Dear Self, Control Yourself
So how are you doing with your New Year’s Resolution? Remember that thing that you said you would do, but then didn’t and then forgot that you didn’t. Maybe you started with a commitment to exercise for an hour a day, that eventually became half-an-hour a day, then fifteen minutes a day, then you find yourself siting on the couch watching TV and eating donuts for supper and wondering, “What in the world am I doing?” Then you finish the donuts telling yourself you’re just preparing for your “before” picture like in those weight-loss ads. What is it about us that makes controlling ourselves so difficult sometimes?
We all have areas of our lives that we wish we could improve, whether its exercising more, or eating better, or sticking to a budget. The worst part is we even know the damage that is caused by not pursuing these goals, and yet we still fail to accomplish tasks that we wish to do. I know that donut will eventually turn me into the Pillsbury Doughboy, but they smell so good and they’re beckoning me saying, “Eat me.” Well okay, but this is the last time.
Why is it that we struggle so much with this? Why is self-control so hard? You think it would be easy, after all, aren’t I the self that needs to be controlled? Aren’t I the best person for the job? Maybe, but maybe not. One reason that we struggle so much with self-control is that we don’t have an adequate purpose. Desiring to develop self-control is a noble goal, but is it possible to be desiring self-control for the wrong reasons? It’s like if you were to climb a steep ladder in hopes to get to the roof of your house. A difficult task would be made even harder if you didn’t know why you needed to be up there in the first place. Do I have to remove an ice jam? Do I need to fix a leak? Do I need a place to hide from my family so I can eat donuts? You’re much more likely to struggle through climbing a difficult ladder if you know there’s a motivating purpose for the whole endeavor.

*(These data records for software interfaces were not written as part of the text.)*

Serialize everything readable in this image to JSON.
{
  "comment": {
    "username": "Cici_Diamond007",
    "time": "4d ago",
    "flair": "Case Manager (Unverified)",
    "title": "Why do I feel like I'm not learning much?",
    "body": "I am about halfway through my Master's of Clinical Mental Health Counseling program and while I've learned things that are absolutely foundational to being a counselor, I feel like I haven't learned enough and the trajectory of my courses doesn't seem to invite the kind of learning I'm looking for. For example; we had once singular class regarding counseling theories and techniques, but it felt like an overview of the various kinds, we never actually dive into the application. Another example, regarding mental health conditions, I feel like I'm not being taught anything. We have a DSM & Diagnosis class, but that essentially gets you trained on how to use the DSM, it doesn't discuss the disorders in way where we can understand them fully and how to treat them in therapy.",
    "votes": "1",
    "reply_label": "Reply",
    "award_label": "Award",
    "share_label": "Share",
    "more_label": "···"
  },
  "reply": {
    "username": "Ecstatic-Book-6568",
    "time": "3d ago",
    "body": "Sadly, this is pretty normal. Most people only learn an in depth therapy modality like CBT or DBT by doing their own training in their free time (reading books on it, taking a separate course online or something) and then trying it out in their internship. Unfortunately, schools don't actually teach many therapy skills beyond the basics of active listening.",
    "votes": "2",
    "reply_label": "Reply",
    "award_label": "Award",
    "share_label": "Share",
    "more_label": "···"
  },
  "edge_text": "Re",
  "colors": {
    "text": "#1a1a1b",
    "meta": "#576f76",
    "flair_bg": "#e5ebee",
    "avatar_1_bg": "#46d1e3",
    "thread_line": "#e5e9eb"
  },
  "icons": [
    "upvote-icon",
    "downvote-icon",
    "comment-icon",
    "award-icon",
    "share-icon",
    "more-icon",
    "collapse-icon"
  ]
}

In 2009, researchers Michael McCullough and Brian Willoughby studied the relationship between self-control and religion and found a strong correlation. They discovered one study from the 1920’s that shows that children who went to Sunday School scored higher on tests measuring self-control. These findings are hardly surprising. Religion promotes behavioral accountability. Also, believers tend to give more spiritual significance to their endeavors. Turns out couples who view their marriage as having been put together by God have less marital conflict. People who believe their bodies are gifts from God tend to treat their bodies better. Workers who see their careers as callings from God perform better and are generally happier. It turns out that seeing life through a spiritual lens has incredible benefits. All these benefits are less the result of the buckle-down and try harder approach, but more so the result of viewing your life as sacred. These benefits don’t come through more self-focused efforts. Refraining from eating that last donut is a lot harder if the only reason I’m doing it is for my own sake.

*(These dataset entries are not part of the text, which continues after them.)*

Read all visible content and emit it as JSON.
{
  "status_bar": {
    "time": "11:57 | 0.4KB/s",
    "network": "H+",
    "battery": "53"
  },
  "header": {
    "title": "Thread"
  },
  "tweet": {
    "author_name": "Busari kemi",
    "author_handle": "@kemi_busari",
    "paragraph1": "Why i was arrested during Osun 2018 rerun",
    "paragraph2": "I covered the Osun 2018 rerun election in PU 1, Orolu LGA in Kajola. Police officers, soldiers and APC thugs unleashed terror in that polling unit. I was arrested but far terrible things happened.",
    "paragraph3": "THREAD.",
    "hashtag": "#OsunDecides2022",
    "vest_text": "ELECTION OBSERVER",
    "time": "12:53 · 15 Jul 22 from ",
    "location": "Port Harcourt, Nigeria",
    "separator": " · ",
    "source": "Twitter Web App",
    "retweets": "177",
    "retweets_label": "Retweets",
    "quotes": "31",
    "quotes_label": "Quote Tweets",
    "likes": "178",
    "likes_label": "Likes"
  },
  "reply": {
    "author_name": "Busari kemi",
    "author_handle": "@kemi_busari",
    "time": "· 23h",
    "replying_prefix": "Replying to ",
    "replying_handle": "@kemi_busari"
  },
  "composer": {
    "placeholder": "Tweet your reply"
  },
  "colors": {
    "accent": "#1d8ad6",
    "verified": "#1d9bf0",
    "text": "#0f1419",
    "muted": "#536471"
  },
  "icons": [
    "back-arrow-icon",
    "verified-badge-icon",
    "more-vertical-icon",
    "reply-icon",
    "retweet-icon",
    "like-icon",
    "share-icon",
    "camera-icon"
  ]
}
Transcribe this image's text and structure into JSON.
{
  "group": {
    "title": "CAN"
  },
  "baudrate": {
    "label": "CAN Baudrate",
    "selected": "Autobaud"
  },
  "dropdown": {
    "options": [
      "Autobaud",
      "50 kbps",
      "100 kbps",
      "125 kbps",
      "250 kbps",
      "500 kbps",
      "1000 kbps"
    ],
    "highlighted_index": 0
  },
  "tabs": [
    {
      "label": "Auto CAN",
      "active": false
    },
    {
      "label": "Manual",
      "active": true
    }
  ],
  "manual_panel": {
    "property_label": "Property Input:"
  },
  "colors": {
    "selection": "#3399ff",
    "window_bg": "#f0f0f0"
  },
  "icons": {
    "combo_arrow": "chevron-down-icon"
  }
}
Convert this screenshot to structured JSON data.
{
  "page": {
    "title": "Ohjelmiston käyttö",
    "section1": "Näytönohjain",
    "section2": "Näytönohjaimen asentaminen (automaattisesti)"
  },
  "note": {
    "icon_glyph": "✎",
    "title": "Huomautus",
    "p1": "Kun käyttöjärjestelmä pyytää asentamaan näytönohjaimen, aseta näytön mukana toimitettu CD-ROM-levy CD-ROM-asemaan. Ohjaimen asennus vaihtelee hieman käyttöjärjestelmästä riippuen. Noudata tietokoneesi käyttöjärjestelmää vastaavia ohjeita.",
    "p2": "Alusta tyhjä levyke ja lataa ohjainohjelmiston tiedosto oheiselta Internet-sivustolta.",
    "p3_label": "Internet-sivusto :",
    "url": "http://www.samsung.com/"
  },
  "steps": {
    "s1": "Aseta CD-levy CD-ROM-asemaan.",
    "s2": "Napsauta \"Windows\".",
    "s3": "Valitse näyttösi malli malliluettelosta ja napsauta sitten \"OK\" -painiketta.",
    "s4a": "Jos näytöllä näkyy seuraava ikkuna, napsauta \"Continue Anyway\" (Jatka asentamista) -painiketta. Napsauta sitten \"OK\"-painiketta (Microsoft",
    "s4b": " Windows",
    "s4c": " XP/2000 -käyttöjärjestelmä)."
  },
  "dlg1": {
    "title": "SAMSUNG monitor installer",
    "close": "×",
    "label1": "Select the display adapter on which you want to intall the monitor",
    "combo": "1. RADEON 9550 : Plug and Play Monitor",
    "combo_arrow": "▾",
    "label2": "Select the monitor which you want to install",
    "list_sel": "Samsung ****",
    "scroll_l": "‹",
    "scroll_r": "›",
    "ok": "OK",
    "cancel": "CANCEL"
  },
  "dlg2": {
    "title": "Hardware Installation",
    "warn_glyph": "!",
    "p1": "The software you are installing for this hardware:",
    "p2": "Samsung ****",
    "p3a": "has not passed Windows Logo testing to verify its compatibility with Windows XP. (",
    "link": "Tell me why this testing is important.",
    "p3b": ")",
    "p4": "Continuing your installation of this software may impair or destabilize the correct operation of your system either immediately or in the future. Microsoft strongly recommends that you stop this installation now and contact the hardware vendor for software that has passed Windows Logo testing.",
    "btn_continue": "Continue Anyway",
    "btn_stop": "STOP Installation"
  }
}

So, does this mean you can take your life, add a mix of God, and presto! a more self-controlled individual will pop out? Hold on a minute. There are no phonies allowed here. Hypocrites won’t last. Only those who truly believe God has a purpose for them can stand. That purpose is to love Him above all else. After all, it’s true that we will follow what we love. It’s true in all areas of life. Jesus said, “Where your treasure is, there your heart will be.” That’s not a command, but a fact of life. What you treasure is what your heart is drawn to and your actions will be an expression of that. In other words, you’ll have an easier time pursuing your goals when you believe you have an ultimate purpose. It can provide passion to endure even when it’s tough. Don’t get me wrong, devotion to God does not solve all your problems. It won’t turn you into an immediate beacon of consistency. I’ve been trying to follow God’s will long enough in my own life to know that I still fall on my face sometimes. However, I also know that I’ve come a long way from where I used to be. So, here’s my point: be devoted to God, your future self will thank you. Now how do I get down from the roof?